**PROVIDED MATERIAL:**

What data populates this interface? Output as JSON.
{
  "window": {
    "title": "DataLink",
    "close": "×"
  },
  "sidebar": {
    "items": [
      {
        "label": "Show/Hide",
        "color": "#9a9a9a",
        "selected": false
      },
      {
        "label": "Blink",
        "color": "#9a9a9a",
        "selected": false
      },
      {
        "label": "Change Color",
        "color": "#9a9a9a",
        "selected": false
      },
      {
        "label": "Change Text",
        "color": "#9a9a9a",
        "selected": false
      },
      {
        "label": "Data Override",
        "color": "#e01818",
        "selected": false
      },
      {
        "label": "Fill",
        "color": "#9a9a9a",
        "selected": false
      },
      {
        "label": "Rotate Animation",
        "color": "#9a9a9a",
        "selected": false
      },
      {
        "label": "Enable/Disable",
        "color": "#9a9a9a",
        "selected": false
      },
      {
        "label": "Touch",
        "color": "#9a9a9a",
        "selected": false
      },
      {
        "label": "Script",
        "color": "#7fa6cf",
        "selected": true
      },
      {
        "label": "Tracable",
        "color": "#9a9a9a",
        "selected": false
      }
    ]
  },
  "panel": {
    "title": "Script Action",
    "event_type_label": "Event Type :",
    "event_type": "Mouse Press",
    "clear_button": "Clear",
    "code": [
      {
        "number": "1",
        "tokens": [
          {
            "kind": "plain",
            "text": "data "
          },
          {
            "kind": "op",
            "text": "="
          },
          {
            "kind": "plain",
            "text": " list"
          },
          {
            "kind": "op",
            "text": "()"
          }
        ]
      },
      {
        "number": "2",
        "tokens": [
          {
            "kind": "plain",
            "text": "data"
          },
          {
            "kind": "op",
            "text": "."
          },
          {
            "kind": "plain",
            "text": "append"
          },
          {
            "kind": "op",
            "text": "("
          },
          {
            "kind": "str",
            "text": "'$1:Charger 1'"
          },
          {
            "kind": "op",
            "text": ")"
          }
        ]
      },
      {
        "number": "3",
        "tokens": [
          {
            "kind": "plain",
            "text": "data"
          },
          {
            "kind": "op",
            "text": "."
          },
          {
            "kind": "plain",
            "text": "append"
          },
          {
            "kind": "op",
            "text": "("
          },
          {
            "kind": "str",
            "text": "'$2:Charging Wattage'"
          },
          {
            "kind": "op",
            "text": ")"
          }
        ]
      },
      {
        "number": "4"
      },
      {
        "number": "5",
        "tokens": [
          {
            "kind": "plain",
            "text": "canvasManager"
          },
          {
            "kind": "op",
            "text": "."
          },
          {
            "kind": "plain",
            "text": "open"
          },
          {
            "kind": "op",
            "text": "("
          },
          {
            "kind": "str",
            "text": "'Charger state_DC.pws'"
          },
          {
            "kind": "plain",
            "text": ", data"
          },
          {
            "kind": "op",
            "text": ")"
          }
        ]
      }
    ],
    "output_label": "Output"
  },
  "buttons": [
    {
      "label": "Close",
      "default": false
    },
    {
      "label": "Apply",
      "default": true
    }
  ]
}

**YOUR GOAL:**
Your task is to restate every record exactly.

**YOUR RESPONSE:**
What data populates this interface? Output as JSON.
{
  "window": {
    "title": "DataLink",
    "close": "×"
  },
  "sidebar": {
    "items": [
      {
        "label": "Show/Hide",
        "color": "#9a9a9a",
        "selected": false
      },
      {
        "label": "Blink",
        "color": "#9a9a9a",
        "selected": false
      },
      {
        "label": "Change Color",
        "color": "#9a9a9a",
        "selected": false
      },
      {
        "label": "Change Text",
        "color": "#9a9a9a",
        "selected": false
      },
      {
        "label": "Data Override",
        "color": "#e01818",
        "selected": false
      },
      {
        "label": "Fill",
        "color": "#9a9a9a",
        "selected": false
      },
      {
        "label": "Rotate Animation",
        "color": "#9a9a9a",
        "selected": false
      },
      {
        "label": "Enable/Disable",
        "color": "#9a9a9a",
        "selected": false
      },
      {
        "label": "Touch",
        "color": "#9a9a9a",
        "selected": false
      },
      {
        "label": "Script",
        "color": "#7fa6cf",
        "selected": true
      },
      {
        "label": "Tracable",
        "color": "#9a9a9a",
        "selected": false
      }
    ]
  },
  "panel": {
    "title": "Script Action",
    "event_type_label": "Event Type :",
    "event_type": "Mouse Press",
    "clear_button": "Clear",
    "code": [
      {
        "number": "1",
        "tokens": [
          {
            "kind": "plain",
            "text": "data "
          },
          {
            "kind": "op",
            "text": "="
          },
          {
            "kind": "plain",
            "text": " list"
          },
          {
            "kind": "op",
            "text": "()"
          }
        ]
      },
      {
        "number": "2",
        "tokens": [
          {
            "kind": "plain",
            "text": "data"
          },
          {
            "kind": "op",
            "text": "."
          },
          {
            "kind": "plain",
            "text": "append"
          },
          {
            "kind": "op",
            "text": "("
          },
          {
            "kind": "str",
            "text": "'$1:Charger 1'"
          },
          {
            "kind": "op",
            "text": ")"
          }
        ]
      },
      {
        "number": "3",
        "tokens": [
          {
            "kind": "plain",
            "text": "data"
          },
          {
            "kind": "op",
            "text": "."
          },
          {
            "kind": "plain",
            "text": "append"
          },
          {
            "kind": "op",
            "text": "("
          },
          {
            "kind": "str",
            "text": "'$2:Charging Wattage'"
          },
          {
            "kind": "op",
            "text": ")"
          }
        ]
      },
      {
        "number": "4"
      },
      {
        "number": "5",
        "tokens": [
          {
            "kind": "plain",
            "text": "canvasManager"
          },
          {
            "kind": "op",
            "text": "."
          },
          {
            "kind": "plain",
            "text": "open"
          },
          {
            "kind": "op",
            "text": "("
          },
          {
            "kind": "str",
            "text": "'Charger state_DC.pws'"
          },
          {
            "kind": "plain",
            "text": ", data"
          },
          {
            "kind": "op",
            "text": ")"
          }
        ]
      }
    ],
    "output_label": "Output"
  },
  "buttons": [
    {
      "label": "Close",
      "default": false
    },
    {
      "label": "Apply",
      "default": true
    }
  ]
}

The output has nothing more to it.